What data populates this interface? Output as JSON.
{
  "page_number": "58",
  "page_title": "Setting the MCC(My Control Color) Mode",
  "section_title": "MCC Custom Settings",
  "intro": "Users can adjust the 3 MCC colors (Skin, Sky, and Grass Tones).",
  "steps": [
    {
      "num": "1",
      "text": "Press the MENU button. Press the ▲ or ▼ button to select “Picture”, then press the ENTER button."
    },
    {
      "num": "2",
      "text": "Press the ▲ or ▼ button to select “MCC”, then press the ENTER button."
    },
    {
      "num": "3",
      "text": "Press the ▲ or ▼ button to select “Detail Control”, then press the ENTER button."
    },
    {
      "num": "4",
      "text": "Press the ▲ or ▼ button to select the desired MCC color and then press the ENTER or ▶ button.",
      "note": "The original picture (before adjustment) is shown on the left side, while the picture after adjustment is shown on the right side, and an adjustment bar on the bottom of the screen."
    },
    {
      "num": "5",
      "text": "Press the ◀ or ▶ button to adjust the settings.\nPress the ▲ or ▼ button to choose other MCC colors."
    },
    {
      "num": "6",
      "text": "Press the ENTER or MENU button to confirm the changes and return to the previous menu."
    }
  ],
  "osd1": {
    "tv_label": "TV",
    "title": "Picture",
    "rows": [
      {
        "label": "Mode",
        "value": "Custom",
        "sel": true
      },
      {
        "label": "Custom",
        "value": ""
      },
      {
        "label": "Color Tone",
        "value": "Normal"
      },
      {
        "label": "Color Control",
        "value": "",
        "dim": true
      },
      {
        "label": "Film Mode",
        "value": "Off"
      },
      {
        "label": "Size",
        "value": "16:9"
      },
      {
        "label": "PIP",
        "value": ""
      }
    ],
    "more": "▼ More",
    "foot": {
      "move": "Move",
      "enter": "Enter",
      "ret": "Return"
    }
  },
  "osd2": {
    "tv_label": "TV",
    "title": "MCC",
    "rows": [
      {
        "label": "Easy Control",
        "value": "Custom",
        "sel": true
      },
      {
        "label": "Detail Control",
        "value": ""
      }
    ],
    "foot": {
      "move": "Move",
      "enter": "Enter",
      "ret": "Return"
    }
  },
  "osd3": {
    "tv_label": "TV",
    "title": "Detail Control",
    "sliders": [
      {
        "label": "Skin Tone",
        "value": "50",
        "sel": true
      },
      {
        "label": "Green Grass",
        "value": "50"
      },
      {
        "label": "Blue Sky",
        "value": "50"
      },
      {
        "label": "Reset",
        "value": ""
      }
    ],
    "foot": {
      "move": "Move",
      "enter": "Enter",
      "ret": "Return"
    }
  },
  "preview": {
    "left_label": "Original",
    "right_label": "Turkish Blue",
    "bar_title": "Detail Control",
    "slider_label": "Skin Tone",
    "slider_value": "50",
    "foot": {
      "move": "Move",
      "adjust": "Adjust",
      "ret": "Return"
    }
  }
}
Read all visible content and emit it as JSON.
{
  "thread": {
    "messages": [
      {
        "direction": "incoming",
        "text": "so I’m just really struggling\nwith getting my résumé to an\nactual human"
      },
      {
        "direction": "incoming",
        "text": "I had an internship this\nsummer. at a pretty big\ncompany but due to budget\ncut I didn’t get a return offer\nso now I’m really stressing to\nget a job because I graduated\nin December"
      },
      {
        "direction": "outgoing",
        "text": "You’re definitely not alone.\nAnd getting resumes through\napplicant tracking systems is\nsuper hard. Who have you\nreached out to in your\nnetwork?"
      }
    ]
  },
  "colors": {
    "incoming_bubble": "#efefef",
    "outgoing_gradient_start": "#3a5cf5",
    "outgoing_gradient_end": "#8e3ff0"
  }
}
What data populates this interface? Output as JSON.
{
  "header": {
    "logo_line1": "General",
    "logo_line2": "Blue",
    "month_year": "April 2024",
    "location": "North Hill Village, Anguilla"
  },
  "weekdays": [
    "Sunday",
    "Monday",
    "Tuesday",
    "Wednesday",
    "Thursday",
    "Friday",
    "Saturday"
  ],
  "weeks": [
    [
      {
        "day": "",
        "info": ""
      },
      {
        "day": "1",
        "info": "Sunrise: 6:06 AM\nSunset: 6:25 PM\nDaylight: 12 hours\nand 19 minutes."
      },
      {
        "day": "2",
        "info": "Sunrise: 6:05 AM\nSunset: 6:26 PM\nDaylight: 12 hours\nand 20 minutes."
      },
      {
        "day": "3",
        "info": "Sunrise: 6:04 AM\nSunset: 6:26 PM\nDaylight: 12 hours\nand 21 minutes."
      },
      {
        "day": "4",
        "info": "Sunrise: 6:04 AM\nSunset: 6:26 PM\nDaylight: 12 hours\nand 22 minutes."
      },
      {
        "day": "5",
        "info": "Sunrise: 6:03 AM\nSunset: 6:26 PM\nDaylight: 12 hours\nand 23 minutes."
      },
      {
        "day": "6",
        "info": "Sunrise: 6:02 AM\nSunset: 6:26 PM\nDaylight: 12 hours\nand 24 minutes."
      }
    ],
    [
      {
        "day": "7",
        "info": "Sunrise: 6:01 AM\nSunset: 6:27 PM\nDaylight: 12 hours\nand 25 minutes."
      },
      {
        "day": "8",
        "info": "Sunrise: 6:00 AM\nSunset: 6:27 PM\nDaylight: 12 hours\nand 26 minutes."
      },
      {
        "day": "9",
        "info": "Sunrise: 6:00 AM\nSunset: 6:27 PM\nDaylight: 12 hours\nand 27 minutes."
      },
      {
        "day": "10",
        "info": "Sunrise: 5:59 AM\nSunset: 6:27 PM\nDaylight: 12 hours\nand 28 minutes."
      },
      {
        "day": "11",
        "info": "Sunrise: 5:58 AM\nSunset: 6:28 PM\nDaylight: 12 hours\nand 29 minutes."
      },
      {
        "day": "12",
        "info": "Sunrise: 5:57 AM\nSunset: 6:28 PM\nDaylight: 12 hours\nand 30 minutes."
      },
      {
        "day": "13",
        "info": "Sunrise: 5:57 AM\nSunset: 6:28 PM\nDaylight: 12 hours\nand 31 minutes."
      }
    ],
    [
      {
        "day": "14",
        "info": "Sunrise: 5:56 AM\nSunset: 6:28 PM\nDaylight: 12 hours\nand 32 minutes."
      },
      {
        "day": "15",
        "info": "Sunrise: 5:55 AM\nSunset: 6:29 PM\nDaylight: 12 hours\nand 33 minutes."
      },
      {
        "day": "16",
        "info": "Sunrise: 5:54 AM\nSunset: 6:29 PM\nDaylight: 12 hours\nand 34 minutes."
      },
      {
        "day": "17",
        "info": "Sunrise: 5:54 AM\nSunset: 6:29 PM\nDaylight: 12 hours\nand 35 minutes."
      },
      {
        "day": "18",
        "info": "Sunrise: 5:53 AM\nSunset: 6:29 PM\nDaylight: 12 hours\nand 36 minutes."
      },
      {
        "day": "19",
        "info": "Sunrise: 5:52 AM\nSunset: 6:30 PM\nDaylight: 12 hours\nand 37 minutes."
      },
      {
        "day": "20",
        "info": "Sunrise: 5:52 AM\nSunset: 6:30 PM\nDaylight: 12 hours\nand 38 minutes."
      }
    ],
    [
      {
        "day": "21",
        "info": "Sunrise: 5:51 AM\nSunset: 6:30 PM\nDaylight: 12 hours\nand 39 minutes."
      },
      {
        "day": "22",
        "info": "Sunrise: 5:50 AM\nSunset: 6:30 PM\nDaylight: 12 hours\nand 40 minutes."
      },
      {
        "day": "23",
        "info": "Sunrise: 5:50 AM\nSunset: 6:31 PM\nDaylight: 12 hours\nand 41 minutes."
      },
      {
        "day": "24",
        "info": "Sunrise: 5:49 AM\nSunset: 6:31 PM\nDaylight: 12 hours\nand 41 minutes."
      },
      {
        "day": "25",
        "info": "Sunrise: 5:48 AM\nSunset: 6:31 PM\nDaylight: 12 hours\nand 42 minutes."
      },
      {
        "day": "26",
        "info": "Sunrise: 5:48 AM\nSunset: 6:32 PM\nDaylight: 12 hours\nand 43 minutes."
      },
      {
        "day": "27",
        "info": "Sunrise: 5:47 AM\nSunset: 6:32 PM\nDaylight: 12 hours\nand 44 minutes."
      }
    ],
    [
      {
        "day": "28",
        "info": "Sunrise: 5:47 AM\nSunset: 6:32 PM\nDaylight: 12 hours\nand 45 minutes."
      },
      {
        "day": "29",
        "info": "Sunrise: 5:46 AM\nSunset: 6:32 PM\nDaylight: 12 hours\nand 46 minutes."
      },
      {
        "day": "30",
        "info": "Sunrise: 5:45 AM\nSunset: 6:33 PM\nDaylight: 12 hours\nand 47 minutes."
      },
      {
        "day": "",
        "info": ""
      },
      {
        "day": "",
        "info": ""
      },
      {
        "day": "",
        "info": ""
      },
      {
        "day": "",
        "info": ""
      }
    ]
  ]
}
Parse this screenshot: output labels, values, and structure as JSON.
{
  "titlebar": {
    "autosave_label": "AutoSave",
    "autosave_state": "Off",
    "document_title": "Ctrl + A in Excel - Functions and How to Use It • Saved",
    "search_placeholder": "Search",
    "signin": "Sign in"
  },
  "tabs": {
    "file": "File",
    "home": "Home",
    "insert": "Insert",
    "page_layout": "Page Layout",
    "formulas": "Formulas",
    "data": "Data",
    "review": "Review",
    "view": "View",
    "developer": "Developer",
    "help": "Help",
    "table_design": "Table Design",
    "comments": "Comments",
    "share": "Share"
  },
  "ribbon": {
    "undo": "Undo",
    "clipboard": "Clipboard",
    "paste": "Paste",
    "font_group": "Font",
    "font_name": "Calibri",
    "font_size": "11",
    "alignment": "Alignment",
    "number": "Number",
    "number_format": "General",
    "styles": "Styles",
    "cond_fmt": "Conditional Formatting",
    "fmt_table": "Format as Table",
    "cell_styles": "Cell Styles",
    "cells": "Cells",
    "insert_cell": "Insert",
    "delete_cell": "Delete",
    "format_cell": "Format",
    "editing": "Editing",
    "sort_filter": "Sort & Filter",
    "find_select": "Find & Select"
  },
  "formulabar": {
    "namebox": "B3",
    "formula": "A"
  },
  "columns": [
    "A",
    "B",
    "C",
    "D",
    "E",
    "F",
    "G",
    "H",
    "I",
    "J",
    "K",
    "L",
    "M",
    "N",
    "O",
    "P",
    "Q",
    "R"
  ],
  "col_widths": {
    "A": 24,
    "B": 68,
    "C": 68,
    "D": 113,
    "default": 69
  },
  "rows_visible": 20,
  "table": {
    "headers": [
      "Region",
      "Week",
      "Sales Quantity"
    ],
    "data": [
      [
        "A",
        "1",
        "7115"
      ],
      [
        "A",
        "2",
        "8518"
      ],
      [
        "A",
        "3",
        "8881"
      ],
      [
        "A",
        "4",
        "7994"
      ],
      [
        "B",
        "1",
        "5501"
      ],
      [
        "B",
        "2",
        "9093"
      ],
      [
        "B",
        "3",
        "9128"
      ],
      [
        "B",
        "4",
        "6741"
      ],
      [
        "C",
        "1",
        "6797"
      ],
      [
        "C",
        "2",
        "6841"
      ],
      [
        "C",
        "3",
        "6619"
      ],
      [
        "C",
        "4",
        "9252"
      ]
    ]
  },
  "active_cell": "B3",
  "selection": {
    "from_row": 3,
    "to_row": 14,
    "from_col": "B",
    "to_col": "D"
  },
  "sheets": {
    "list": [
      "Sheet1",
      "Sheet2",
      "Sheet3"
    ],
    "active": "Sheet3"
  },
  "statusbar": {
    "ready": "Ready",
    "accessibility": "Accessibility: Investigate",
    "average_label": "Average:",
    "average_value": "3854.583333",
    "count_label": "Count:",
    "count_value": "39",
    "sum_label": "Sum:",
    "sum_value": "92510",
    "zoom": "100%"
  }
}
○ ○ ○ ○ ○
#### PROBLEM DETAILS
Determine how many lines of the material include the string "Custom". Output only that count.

#### REPLY TO THE TASK
4